Won’t This Lead to Confusion and Compliance Issues?
At first, this approach may seem a bit lax – training has to be provided but the areas and subjects are not defined, nor are the levels of knowledge that trained staff must be shown to possess. However, given the evolution of the healthcare environment and the breadth of HIPAA’s scope, it makes sense to not try to regulate this area too closely. Indeed, the lack of specifics allows healthcare organizations a greater deal of flexibility in the systems they use and other vital aspects of how they conduct their business.
No one should be better positioned to determine appropriate training for staff on various components of a covered entity’s systems or procedures than the covered entity itself. If the Department of Health and Human Services’ Office for Civil Rights (OCR) had to review and design training for every system or organization, they would quite probably lack the resources to do anything else.
This approach also puts a certain onus on the covered entity. Should a breach occur and it is discovered that staff had not been given any training, it is quite likely that they organization would be liable and subject to penalties from the OCR. If, on the other hand, the covered entity or business associate can show that they have a sufficiently robust training program in place that had been followed, the breach may be seen in a better light as a result of an accident and not as a result of negligence on the part of the entity.
But how can a covered entity determine what training is “necessary and appropriate”? A key tool that the organization can refer to when determining their requirements and designing their training program is their risk assessment report. As part of this assessment, the roles and responsibilities of individual staff members of every level should have been cataloged, with the different risks estimated on the basis of the data being handled or the function being executed. When starting with this information, the “necessary and appropriate” training should be much easier to identify and design.

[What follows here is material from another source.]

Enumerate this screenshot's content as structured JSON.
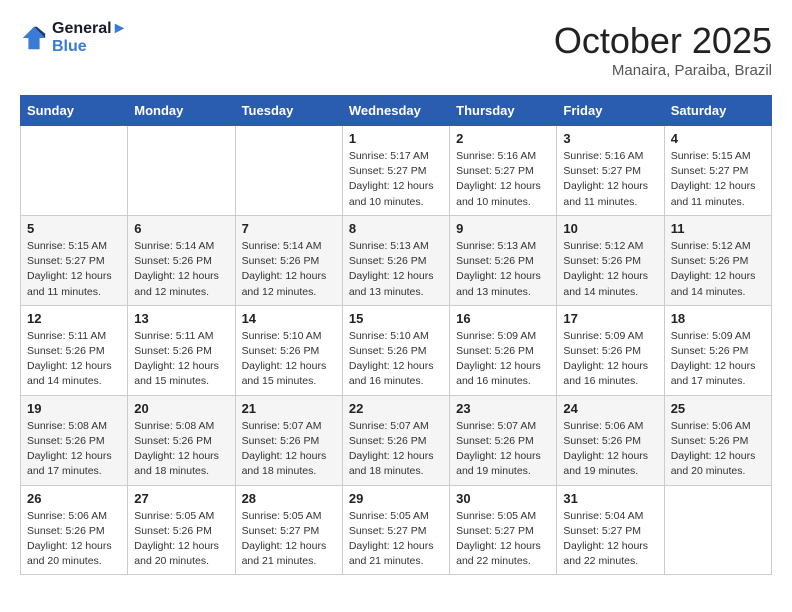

It is more than likely that the different functions will require training in different areas. Covered entities should resist the temptation to implement a “one-size-fits-all” approach and should instead minutely examine who would benefit from what training in order to keep things as relevant as possible to employees’ roles. While designing multiple modules would initially take more time, the long term efficiency benefits would far outweigh any short term gains.
Imagine, if you will, that every staff member had to sit through a day long training session where only some parts relevant to their role were interspersed irregularly throughout the presentations. First of all, we can easily see that employees would be wasting time learning information that is not relevant to their duties – time that would more efficiently be spent performing their job. Secondly, such a long session is likely to result in employees not paying attention, even despite best their intentions. Thirdly, it is a recipe for confusion; employees who receive training that is irrelevant to their function may incorrectly apply procedures or information they learned during the session to situations where it is not appropriate.
Training and HIPAA Compliance: Some Best Practices
For training to be successful, we advise that it should be as relevant as possible to the employee’s role. For efficiency, try to strike a healthy balance in the number of modules between individual sessions for every employee and a single session for everyone. We also advise that sessions should be kept short, but held regularly. Information retention is likely to be higher following classes of about 40 minutes every month or few weeks as opposed to one three-hour session every quarter.
Given the short duration of the sessions, we advise you to focus on the vital information only – avoid filler such as the background of HIPAA or other “nice to have” details. Also, avoid lecture like sessions where the text of the law is dictated to employees – make the sessions active and the content relate-able.
Be sure to document the who, what, and when or your training. Auditors may need to see records that show the frequency, attendance, and content of sessions.
Finally, getting top management to buy-in, attend, and vocally support training will encourage buy-in from employees. It will also show them that the organization is taking it seriously – something that should be reinforced by sessions on the consequences of HIPAA breaches for companies, employees, and patients.